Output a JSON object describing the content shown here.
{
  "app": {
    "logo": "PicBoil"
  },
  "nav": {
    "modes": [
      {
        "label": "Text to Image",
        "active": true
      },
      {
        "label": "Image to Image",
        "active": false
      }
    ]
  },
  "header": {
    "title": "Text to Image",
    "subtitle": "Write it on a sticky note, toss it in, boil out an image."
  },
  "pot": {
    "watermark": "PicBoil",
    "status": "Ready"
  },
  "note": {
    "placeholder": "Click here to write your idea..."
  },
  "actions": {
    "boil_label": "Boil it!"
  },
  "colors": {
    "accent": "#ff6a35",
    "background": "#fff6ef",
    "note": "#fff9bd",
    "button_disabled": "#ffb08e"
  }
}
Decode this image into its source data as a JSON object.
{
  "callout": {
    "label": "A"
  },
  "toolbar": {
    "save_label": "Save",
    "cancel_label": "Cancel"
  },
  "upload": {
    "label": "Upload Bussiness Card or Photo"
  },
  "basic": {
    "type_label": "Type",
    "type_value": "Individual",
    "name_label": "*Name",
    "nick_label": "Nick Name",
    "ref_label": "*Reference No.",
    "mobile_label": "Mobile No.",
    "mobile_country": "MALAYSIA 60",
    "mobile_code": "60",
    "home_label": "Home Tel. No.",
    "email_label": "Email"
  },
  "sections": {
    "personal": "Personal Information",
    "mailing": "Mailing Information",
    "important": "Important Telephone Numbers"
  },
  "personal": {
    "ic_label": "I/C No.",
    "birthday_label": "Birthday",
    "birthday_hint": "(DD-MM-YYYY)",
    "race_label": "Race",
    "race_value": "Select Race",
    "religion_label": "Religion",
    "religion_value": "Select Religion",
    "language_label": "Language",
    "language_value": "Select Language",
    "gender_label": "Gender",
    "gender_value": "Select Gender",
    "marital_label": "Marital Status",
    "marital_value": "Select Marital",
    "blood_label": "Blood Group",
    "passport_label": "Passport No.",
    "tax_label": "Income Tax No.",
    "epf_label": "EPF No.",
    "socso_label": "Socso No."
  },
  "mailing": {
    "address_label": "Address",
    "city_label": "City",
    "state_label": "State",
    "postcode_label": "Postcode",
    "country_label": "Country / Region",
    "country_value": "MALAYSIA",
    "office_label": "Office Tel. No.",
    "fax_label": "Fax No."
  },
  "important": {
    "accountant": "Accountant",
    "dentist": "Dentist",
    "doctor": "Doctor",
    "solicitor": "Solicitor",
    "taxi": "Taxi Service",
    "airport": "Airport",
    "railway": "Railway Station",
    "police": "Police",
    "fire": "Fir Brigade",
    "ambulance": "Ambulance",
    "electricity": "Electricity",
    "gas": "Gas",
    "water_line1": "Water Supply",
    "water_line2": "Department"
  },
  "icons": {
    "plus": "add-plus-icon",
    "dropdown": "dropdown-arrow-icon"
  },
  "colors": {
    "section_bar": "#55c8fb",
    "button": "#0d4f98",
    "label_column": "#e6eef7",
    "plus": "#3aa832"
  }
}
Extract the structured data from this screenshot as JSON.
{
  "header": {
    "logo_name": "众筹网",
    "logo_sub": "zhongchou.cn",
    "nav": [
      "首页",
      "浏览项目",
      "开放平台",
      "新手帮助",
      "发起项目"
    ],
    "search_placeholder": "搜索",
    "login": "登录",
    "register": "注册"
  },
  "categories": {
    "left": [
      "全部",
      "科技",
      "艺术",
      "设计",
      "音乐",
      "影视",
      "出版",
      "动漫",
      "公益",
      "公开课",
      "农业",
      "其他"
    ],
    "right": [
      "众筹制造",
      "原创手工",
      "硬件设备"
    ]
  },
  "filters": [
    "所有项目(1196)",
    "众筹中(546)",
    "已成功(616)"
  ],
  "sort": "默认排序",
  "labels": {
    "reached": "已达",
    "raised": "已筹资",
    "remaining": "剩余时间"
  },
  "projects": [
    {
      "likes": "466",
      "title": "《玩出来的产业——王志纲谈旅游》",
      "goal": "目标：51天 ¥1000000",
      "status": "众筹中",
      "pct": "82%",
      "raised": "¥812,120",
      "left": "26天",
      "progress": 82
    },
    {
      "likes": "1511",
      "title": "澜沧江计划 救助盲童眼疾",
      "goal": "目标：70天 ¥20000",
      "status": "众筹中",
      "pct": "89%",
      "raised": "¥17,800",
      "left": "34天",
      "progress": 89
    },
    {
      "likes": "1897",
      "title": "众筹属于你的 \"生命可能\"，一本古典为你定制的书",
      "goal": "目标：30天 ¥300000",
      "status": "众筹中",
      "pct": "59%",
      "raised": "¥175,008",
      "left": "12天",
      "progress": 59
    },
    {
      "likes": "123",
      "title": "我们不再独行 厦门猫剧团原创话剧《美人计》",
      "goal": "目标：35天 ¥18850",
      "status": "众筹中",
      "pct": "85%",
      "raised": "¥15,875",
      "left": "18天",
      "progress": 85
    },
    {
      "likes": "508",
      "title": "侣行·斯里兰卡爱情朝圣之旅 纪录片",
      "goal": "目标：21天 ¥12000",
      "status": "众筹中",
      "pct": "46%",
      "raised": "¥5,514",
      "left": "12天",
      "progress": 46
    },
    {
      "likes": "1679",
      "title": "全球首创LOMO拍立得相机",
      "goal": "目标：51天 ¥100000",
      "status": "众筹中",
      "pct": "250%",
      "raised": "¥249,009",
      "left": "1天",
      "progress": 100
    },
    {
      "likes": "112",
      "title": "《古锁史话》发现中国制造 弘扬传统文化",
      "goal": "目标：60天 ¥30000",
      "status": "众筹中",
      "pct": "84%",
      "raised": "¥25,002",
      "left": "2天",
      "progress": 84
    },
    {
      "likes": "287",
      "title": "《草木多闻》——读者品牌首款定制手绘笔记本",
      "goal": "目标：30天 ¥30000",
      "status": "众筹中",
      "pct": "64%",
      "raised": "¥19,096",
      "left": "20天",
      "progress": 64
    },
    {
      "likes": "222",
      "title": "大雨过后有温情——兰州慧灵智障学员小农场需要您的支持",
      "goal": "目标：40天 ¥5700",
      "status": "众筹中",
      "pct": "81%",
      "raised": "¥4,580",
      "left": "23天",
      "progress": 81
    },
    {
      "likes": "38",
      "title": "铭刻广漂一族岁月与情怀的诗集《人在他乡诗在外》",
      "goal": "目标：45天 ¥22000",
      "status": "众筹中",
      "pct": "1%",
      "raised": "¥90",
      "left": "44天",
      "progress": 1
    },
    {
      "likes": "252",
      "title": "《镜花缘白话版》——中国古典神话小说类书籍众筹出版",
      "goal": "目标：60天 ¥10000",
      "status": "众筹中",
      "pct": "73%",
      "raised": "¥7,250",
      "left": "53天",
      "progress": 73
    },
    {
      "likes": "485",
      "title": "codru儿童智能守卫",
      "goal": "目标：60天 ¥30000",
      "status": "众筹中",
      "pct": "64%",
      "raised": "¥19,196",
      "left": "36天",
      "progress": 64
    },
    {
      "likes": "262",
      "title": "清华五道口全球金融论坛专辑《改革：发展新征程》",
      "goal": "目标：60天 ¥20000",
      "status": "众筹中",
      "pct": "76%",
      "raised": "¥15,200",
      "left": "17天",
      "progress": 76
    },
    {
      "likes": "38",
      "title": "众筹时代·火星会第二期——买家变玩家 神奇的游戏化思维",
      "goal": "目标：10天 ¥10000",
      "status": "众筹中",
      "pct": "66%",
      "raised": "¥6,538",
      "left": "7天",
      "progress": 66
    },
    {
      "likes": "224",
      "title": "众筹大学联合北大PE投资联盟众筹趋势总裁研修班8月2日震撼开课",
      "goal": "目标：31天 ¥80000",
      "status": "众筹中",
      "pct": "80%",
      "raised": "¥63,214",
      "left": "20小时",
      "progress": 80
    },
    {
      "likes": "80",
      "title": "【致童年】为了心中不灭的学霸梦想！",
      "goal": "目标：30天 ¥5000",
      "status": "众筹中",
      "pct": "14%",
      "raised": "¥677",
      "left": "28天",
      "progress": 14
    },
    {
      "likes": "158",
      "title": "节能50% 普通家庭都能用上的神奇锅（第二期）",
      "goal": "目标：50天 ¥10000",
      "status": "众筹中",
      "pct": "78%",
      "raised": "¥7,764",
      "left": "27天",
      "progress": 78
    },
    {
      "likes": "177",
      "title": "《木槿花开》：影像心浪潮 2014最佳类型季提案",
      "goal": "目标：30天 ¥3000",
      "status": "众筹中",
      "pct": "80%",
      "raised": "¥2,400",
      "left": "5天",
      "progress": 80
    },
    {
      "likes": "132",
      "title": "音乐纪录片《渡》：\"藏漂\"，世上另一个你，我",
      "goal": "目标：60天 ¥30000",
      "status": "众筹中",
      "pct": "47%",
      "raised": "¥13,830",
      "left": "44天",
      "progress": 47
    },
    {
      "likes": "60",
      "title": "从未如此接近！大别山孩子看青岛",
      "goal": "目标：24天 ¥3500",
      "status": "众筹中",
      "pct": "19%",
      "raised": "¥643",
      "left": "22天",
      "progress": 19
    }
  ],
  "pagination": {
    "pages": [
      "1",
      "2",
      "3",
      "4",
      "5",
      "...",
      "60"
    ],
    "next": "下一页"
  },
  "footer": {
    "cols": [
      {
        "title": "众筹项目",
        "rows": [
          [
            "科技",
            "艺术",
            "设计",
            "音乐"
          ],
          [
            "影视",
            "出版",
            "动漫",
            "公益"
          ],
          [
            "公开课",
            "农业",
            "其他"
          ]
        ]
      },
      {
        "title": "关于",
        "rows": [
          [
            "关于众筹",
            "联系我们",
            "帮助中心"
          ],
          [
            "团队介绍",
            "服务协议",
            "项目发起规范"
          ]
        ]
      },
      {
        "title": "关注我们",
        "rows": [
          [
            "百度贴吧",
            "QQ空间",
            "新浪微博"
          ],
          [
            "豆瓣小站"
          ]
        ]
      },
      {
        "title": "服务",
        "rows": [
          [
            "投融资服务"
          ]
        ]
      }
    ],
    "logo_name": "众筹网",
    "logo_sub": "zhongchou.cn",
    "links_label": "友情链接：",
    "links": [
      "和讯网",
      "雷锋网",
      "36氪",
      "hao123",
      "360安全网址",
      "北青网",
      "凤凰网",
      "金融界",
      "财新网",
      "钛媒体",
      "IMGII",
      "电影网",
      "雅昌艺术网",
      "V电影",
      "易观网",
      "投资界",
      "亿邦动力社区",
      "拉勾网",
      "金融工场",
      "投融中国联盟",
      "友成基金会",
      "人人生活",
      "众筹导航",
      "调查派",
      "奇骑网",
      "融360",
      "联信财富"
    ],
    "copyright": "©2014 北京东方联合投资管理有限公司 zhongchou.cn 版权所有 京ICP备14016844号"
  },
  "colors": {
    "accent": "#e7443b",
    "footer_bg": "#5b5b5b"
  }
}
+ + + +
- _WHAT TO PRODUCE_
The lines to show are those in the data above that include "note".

- _TASK SOLUTION_
    "subtitle": "Write it on a sticky note, toss it in, boil out an image."
  "note": {
    "note": "#fff9bd",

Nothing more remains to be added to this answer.